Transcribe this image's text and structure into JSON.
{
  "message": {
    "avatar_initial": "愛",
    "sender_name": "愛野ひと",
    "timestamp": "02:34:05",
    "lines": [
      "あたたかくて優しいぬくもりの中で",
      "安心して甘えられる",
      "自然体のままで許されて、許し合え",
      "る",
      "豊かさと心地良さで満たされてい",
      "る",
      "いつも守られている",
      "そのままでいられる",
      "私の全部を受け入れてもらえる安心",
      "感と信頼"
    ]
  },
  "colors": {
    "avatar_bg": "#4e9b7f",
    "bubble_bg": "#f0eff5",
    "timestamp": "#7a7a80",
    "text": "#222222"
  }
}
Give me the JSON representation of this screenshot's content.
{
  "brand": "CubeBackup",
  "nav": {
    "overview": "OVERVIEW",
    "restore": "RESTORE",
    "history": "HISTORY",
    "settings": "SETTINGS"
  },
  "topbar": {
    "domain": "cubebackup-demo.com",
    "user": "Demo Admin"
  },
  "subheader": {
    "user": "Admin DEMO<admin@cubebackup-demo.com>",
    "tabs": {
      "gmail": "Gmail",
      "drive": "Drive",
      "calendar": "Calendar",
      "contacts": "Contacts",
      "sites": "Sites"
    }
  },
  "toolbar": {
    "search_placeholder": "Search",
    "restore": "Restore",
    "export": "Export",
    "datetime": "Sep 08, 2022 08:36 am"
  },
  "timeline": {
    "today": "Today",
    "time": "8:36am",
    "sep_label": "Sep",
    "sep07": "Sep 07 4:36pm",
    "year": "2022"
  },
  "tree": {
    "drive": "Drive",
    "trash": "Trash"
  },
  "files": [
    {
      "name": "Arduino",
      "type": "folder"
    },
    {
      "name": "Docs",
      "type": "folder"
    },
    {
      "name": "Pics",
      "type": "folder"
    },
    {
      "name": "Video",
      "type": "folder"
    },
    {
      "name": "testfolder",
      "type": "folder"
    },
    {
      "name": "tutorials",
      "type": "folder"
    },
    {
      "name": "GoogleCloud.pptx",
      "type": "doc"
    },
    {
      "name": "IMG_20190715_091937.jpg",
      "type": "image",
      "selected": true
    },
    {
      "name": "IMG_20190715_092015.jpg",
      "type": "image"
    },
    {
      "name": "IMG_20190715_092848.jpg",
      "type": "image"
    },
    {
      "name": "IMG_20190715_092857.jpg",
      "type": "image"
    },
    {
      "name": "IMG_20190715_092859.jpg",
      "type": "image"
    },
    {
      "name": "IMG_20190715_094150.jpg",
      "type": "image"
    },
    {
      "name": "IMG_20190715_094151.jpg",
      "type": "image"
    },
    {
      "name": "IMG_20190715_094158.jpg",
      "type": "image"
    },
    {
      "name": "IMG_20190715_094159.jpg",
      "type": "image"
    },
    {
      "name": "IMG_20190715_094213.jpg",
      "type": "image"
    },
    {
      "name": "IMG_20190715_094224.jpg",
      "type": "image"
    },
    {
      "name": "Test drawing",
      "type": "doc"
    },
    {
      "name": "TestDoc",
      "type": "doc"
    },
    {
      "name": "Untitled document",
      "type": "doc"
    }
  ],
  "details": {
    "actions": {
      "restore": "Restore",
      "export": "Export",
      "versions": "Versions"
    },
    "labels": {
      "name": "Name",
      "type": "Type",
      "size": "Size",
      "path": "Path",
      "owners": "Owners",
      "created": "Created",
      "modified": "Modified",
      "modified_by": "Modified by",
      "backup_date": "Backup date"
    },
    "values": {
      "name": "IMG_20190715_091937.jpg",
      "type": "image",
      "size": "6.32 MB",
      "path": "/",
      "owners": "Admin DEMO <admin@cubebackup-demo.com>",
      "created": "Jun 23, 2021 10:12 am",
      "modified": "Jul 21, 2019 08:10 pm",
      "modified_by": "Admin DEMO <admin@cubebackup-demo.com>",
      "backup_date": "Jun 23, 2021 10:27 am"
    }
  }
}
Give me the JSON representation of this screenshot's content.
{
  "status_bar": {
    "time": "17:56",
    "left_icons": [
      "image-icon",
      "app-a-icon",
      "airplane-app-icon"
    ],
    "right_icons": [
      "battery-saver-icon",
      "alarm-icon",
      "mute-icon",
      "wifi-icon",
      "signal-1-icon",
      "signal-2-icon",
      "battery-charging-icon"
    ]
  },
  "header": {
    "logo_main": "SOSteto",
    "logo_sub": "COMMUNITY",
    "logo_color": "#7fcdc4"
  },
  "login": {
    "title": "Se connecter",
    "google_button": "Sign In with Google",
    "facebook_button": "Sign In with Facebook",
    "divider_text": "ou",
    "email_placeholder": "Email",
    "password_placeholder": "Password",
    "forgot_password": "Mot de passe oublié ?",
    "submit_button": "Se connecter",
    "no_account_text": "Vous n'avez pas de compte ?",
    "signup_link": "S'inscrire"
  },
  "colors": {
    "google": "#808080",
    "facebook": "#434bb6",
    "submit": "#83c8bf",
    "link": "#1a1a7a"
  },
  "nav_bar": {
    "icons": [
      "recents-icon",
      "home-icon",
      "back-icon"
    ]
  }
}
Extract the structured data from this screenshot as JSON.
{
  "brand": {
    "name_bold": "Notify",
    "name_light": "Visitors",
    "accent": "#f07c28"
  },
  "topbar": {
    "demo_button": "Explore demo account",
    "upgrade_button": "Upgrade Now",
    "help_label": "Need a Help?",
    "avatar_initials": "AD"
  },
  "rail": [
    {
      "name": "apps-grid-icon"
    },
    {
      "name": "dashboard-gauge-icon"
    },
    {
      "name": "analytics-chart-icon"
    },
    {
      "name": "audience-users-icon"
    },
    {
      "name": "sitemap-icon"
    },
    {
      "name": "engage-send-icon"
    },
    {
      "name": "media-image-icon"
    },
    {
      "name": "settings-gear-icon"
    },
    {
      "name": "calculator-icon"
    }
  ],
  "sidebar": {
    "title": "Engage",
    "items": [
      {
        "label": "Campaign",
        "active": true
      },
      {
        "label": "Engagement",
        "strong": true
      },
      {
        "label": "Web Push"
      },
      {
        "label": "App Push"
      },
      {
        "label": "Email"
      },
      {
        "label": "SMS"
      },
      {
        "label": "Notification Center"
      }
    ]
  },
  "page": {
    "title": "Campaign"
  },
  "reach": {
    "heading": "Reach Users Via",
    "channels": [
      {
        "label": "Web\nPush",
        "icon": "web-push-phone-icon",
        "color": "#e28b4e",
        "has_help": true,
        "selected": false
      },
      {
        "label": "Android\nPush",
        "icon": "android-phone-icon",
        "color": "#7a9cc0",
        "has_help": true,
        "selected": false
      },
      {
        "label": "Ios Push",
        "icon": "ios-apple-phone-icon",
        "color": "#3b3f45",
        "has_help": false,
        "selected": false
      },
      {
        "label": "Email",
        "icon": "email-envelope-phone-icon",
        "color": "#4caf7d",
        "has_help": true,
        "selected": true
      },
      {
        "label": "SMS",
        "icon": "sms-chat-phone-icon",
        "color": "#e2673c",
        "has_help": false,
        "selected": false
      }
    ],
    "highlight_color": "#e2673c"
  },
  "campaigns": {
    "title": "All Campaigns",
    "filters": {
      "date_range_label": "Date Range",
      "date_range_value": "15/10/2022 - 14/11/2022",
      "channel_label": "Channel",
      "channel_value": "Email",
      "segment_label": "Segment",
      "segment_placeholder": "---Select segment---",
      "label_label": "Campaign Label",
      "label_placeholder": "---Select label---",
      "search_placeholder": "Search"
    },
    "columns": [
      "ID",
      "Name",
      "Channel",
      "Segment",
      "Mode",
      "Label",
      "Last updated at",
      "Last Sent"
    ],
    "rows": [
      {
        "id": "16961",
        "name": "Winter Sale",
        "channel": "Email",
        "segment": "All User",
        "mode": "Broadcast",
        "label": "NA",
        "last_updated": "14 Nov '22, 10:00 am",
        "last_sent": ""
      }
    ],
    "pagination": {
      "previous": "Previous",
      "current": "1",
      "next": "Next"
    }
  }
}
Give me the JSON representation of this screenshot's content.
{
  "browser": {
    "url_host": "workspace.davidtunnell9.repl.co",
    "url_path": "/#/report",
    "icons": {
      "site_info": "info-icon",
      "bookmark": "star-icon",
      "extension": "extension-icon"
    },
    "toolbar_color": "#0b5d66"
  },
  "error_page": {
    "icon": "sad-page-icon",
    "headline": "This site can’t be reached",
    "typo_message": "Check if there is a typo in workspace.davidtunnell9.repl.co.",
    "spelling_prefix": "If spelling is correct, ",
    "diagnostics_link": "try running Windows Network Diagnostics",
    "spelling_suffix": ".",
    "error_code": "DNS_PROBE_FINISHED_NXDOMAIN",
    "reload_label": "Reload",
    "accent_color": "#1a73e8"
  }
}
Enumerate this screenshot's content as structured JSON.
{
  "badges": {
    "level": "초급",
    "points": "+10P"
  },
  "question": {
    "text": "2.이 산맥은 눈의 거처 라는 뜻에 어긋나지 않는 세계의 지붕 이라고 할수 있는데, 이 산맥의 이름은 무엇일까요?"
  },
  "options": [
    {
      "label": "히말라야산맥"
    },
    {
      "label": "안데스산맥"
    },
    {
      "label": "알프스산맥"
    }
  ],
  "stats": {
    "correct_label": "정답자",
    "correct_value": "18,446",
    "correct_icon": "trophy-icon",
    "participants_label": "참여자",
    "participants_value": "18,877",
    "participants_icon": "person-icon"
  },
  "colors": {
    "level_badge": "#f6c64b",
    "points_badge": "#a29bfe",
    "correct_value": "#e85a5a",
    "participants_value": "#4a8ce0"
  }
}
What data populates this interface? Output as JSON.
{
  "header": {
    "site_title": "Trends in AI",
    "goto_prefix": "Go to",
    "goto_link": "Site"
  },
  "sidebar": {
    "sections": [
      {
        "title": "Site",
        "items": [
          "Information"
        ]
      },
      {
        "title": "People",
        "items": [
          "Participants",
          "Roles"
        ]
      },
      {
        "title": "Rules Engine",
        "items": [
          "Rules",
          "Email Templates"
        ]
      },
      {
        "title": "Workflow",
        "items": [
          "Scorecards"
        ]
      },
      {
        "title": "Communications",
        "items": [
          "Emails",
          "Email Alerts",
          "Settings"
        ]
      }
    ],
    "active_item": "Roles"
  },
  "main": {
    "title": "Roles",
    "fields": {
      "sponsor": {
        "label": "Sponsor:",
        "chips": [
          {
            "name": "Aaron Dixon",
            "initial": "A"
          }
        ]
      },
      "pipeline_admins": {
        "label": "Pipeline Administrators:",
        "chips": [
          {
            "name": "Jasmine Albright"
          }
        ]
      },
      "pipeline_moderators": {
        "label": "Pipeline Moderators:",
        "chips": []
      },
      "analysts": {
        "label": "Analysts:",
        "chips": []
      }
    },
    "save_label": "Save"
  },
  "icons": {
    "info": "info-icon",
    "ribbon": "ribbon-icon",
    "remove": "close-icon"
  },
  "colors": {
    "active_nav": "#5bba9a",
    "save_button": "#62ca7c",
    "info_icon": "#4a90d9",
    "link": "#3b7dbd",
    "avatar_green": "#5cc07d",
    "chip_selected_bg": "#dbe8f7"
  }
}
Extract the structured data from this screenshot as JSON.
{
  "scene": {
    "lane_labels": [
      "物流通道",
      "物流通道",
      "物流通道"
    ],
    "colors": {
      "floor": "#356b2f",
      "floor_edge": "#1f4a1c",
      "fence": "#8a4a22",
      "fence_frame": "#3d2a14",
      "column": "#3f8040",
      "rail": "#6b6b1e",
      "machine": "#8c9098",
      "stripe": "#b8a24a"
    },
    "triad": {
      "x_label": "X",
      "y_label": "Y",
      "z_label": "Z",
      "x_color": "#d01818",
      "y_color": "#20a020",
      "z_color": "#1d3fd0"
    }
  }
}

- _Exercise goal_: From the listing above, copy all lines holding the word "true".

- _Result for this task_:
      "selected": true
        "active": true
        "strong": true
        "has_help": true,
        "has_help": true,
        "has_help": true,
        "selected": true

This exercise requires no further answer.